-Andrés Iniesta once said: "Getting there is not important, but enjoying the journey is". When you are on the road towards your goals you must enjoy the journey, learn and grow as much as you can, and if you finally do not achieve your objectives, you have come a far way from where you were. And if you finally do reach your goals, it's a double prize!
-What principles or techniques have you applied professionally as a psychologist to elite athletes at the CAR which can also help students and/or future professionals interested in succeeding (academically, professionally, etc.)?
-Everything I do with athletes can be applied to students and professionals interested in becoming the best they can be. The psychological principles of performance are the same for any activity. It is always focused on tolerating pressure, quickly correcting errors, maintaining high motivation levels and mood stability.
-How can a person deal with stress and anxiety when facing a major test, one that the person has spent a lot of time preparing for?
-The problem is not whether or not they get nervious, because that is normal. The problem is all the ways in which you act differently because you get nervious. It is the changes, not the anxiety, that cause you to fail. Therefore, a person must become aware of what they do differently and stop doing it. That is what we refer to when we say one must tolerate pressure, not change anything in extreme situations, not do anything special.
-What can we "learn from the champs" (like the name of your book)?
-Champions can teach us a lot about the values and habits that can help us become the best version of ourselves. We can also learn the rules of the performance game and strategies to tolerate pressure, facilitate learning and maintain motivation levels. For example, there are two types of athletes: those who look for an excuse to fail, and those who look for a way to win. Wouldn't you say this golden rule can also be applied to students?
-Fear is an emotion or feeling that we often get when facing big challenges. You say that the right dose of fear can be a good thing. How does that work?
We perform best when there is a certain level of activation, tension, revolutions, strength. When we are below this optimum level, our body is too relaxed and eveything is slower. Above it, we are overexcited and make errors because we rush everything. Sometimes, a bit of fear can help us reach this ideal range of activation.
-You say that a psychologist is a manager of people. If we take the world of sports and move it into the workplace, what principles does a psychologist need to bear in mind when working with a group of professionals who need to give it their best as a team?

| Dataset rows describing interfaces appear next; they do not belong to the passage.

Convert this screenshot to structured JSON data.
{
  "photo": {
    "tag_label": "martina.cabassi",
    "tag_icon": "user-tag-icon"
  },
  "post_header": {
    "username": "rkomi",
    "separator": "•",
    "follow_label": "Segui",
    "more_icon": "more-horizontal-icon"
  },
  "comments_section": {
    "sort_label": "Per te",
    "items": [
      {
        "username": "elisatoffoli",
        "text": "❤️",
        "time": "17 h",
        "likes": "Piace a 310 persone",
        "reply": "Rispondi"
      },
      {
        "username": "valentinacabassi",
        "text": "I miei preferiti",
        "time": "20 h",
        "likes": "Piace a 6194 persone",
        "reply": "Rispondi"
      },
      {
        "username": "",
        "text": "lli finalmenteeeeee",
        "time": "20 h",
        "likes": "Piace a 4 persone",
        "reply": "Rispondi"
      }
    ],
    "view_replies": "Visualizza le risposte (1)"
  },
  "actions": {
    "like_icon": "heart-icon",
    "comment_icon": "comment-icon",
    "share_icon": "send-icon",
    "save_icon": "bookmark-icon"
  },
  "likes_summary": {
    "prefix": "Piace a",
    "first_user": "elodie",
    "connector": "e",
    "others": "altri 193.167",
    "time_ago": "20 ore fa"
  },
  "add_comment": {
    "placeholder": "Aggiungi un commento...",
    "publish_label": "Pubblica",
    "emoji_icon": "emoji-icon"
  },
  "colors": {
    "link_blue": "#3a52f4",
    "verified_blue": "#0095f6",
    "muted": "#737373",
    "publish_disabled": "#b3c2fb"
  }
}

-Teams that do big things must fulfil three conditions: they must share the same objective (one goal), they share the same reason (they give this goal the same amount of importance), and they share the same level of commitment (they put in the same amount of effort to reach the goal). They say that unity is strength. I disagree. Working together, side by side, does not make a team stronger. Being united can only exist when these three conditions are met, when we work as a team.
-What do you mean when you say "happiness is not the goal"? In your book you say that "what fulfils us is not what we do, but the meaning we give it".
-Yes! One of a person's psychological needs is meaning. We can only put in our effort if we feel that something is worth it. Psychology is not what happens (that is reality); psychology is what we think will happen (and that is based on beliefs).
FOR MORE INFORMATION ON THE CONFERENCE PLEASE CLICK HERE.
VIDEO OF THE CONFERENCE HERE.